● Web page and app entries
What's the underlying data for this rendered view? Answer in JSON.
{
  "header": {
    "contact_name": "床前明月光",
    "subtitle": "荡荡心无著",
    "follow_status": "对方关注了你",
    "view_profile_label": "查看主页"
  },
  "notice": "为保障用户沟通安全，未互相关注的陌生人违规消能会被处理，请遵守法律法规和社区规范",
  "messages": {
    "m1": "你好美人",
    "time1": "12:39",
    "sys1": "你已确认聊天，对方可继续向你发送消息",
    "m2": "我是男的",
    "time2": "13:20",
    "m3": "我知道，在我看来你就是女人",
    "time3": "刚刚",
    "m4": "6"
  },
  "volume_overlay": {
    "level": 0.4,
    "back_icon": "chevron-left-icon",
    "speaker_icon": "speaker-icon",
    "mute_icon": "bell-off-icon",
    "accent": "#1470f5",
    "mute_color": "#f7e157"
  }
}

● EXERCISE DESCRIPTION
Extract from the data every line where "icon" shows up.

● RESPONSE TO THE EXERCISE
    "back_icon": "chevron-left-icon",
    "speaker_icon": "speaker-icon",
    "mute_icon": "bell-off-icon",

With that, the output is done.